CityScript : AJMER
The forecourt in itself is a bandage of agony, serenity and celebration.
One of my favourite part about traveling is arriving in new cities after dark. How I love all those dramatic renderings of a nocturnal city about its habitual resistance for chime and harmony. Late evening arrivals are cold but vehement; confusing but pristine; even vulnerable but full of life. There is no homecoming, no welcoming smile, not even a flash of familiarity. But the character a city holds when its people walk free from their daily grind, makes it comforting than confining. You always get to have your way around at whatever pace and tone.
And that is how I broke into Ajmer. I stroll straight through Madar gate with ease to the cramped Purani Mandi. Treating to some local sweets, I am already friends with this ancient city. Straying down the back roads, staring at built environ, seeing lives spilling up and down the lanes, I make efforts to work on my sense of place. That night the 13th century Sufi shrine (dargah) which defined Ajmer for me felt elsewhere. The city was unfolding.
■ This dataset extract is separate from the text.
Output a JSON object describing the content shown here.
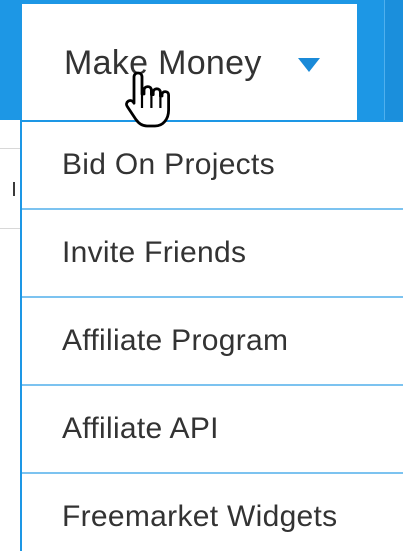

One needn’t have any sense of direction or go through an adventurous ritual of asking around to reach this shrine of Hazrat Moinuddin Chishti. Even at an early hour of the day, I was taken to a huge red sandstone structure — the Nizam gate, by stream of devotees threading through the bazaar, with no one tumbling down on each other, as if on a convention. Inside, it is not a very different world either. But the vibe inside is so rich that one could almost fail to notice the intricate carved walls, even if you were leaning back against it, yea I almost did! The forecourt in itself is a bandage of agony, serenity and celebration. You see men beating their head against stone railings, women getting to feet from their prostrations and then tying the holy threads of faith on Jannati Darwaza, families moving in groups celebrating their answered prayers and people swaying to and fro all around. For few moments, I did reproach myself about the point of my apparent purposelessness.
Inside the mausoleum I had an interesting encounter with a cleric who helped me get near Kwaja Moinunddin Chisti’s crypt, who was disappointed to find I had no offerings to put on tomb but still tapped my head with a feather fan. I had to let him down again when I declined to bury my face in the sheets full of rose petals and kiss the tomb before directing me towards the exit gate. Brought up in a different islamic tradition contesting dargah worship I did have my own apprehensions. But then what is more islamic than the practice of cooking food for masses in those giant copper cauldrons inside Khwaja’s shrine with supplies donated by visitors’ of the Gharib Nawaz, benefactor of the poor!
Because more than the hazy swirl of incense smoke, the roses in sweet smelling punnets and qawwali players in the marble courtyards what appealed to me in Ajmer Sharif was how the idea of everyday lived Islam can be appreciated in spaces like these.
While it is fashionable to talk of the composite culture and cosmopolitan spirituality in relation to Ajmer, it is a least functioning city. From a city bearing the burden of an urban fantasy of becoming smart city, I am off to walk some labyrinthine lanes in Pushkar.